Reining In Regulations

Kisor is already shaping arguments in environmental cases, where “it’s giving additional fodder for folks who want to challenge agency determinations as going beyond what’s in the statute and regulations,” Berman says. “It’s easier to make arguments that an agency is overstepping its regulatory authority. A court that reflexively defers to the agency without any analysis of the regulatory or statutory language—which a fair number have done in the past—is more likely to get struck down on appeal.”

"A court that reflexively defers to the agency without any analysis of the regulatory or statutory language is more likely to get struck down on appeal."

Amanda Shafer Berman

Agencies can still invoke Auer to defend their regulatory actions.

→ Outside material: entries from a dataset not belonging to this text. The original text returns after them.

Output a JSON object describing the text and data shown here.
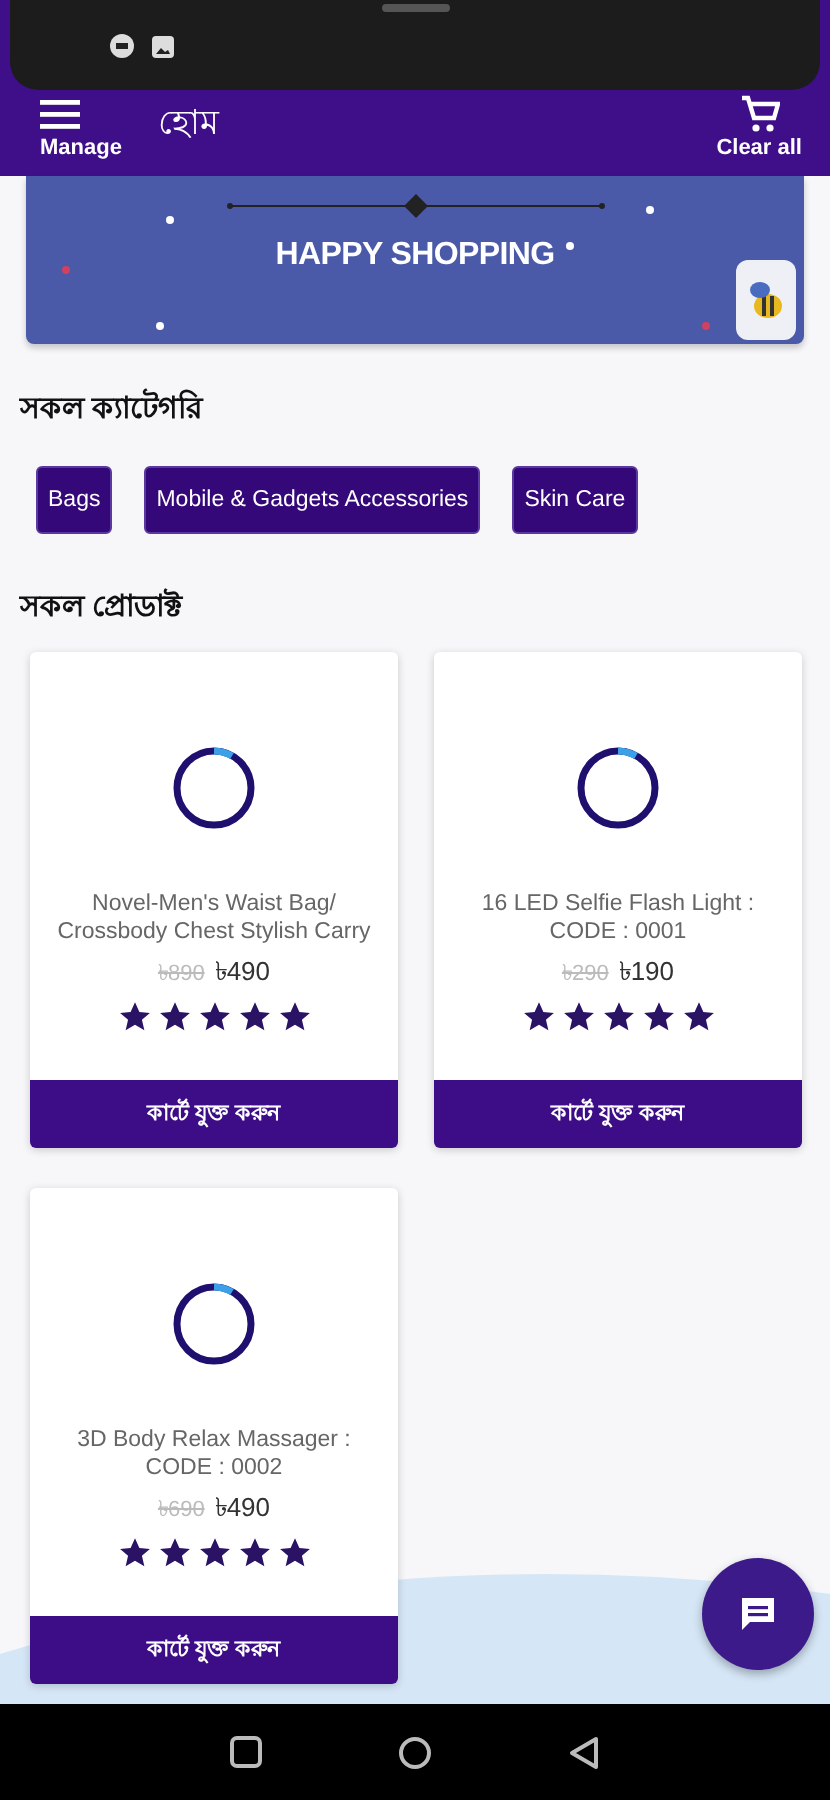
{
  "app_bar": {
    "title": "হোম",
    "menu_label": "Manage",
    "cart_label": "Clear all"
  },
  "banner": {
    "text": "HAPPY SHOPPING"
  },
  "categories_heading": "সকল ক্যাটেগরি",
  "categories": [
    {
      "label": "Bags"
    },
    {
      "label": "Mobile & Gadgets Accessories"
    },
    {
      "label": "Skin Care"
    }
  ],
  "products_heading": "সকল প্রোডাক্ট",
  "products": [
    {
      "name": "Novel-Men's Waist Bag/ Crossbody Chest Stylish Carry",
      "old_price": "৳890",
      "price": "৳490",
      "stars": 5,
      "button": "কার্টে যুক্ত করুন"
    },
    {
      "name": "16 LED Selfie Flash Light : CODE : 0001",
      "old_price": "৳290",
      "price": "৳190",
      "stars": 5,
      "button": "কার্টে যুক্ত করুন"
    },
    {
      "name": "3D Body Relax Massager : CODE : 0002",
      "old_price": "৳690",
      "price": "৳490",
      "stars": 5,
      "button": "কার্টে যুক্ত করুন"
    }
  ]
}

But agencies that had been able to persuade courts to defer to their interpretations of vague regulatory text may instead be ordered to promulgate new rules through notice and comment rulemaking, Berman adds.

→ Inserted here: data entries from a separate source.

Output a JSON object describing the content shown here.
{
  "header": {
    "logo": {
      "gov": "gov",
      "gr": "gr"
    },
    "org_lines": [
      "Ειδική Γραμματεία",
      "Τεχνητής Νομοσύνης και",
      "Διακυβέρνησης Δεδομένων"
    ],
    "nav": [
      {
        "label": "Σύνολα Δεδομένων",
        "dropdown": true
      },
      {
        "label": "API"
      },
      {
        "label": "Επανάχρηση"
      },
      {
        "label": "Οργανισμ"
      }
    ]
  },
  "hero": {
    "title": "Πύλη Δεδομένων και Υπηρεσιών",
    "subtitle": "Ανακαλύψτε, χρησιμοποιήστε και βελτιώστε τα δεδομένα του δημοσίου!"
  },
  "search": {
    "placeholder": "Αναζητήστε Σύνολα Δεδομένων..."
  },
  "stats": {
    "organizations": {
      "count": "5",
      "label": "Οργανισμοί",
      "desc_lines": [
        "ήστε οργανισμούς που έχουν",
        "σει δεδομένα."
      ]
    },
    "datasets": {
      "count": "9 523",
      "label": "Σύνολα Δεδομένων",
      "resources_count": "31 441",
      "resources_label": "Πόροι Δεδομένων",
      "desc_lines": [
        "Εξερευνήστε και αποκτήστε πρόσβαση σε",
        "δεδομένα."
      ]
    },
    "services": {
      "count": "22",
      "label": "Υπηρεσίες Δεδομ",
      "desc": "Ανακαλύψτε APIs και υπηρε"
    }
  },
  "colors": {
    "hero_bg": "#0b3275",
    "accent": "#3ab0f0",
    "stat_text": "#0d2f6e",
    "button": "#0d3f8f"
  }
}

The Trump administration has also been ordering agencies to stick to the script. In October, President Trump signed two executive orders that aimed to limit agency “guidance.” Every federal agency issues guidance documents, variously called memorandums, circulars, bulletins, or letters, that expand on its regulations. These documents have sometimes been criticized as “stealth regulations” that allow agencies to effectively impose new requirements without submitting to rulemaking procedures.

The orders clarify that guidance documents are nonbinding “in both law and practice”; require agencies to rescind any unneeded guidance; require that all guidance be placed on a searchable website; and require agencies to seek public input when developing new, “significant” guidance.

These orders may help rein in what the Trump administration calls “rogue” agencies that put the threat of enforcement behind capricious directives. But guidance is often requested by businesses and individuals that need help understanding and complying with complex rules, Berman notes. Thanks to these orders, agencies may be slower or more reluctant to respond to these requests, which could increase uncertainty for regulated entities.

Could We See a Giant Leap?

The Supreme Court has been taking baby steps toward rolling back administrative power, but it could well take a giant leap over the next couple of years. The leap could happen if the Court loses a liberal justice while the Trump administration is in power. But it could also happen if the Democrats regain the presidency or both houses of Congress, Berman believes. A conservative Court could then feel compelled to reassert itself as a crucial check on the balance of power, reining in the executive and legislative branches as they attempt to make large-scale changes to environmental, health care, and other laws. In those circumstances, Chief Justice John Roberts—who of late has been a force for restraint, seeking to avoid decisions that might be viewed as  political—could  permanently rejoin the conservative wing of the Court. An emboldened Court might then reverse the non-delegation doctrine and possibly the Chevron doctrine, under which courts tend to give agencies deference on statutes they are administering. (Auer, by contrast, refers to an agency’s interpretations of its own regulations.)

A conservative Court that seeks to empower the presidency might also take measures to reduce the independence of federal agencies. This spring, the Court is scheduled to hear oral arguments on the constitutionality of the Consumer Financial Protection Bureau. If the justices rule that the president must have the power to remove the CFPB’s director in order for the agency to be lawfully composed, then that may have consequences for the fate of other so-called “independent” agencies such as the Federal Energy Regulatory Commission, the Federal Trade Commission, or the Securities and Exchange Commission, Berman says.

As the power and reach of the administrative state are pruned back, its relationship with industry is bound to change. The shape of that relationship is still being worked out.

Amanda Shafer Berman
Partner – Washington, D.C.
Phone: +1.202.688.3451
Email: aberman@crowell.com

Index: Regulatory Forecast 2020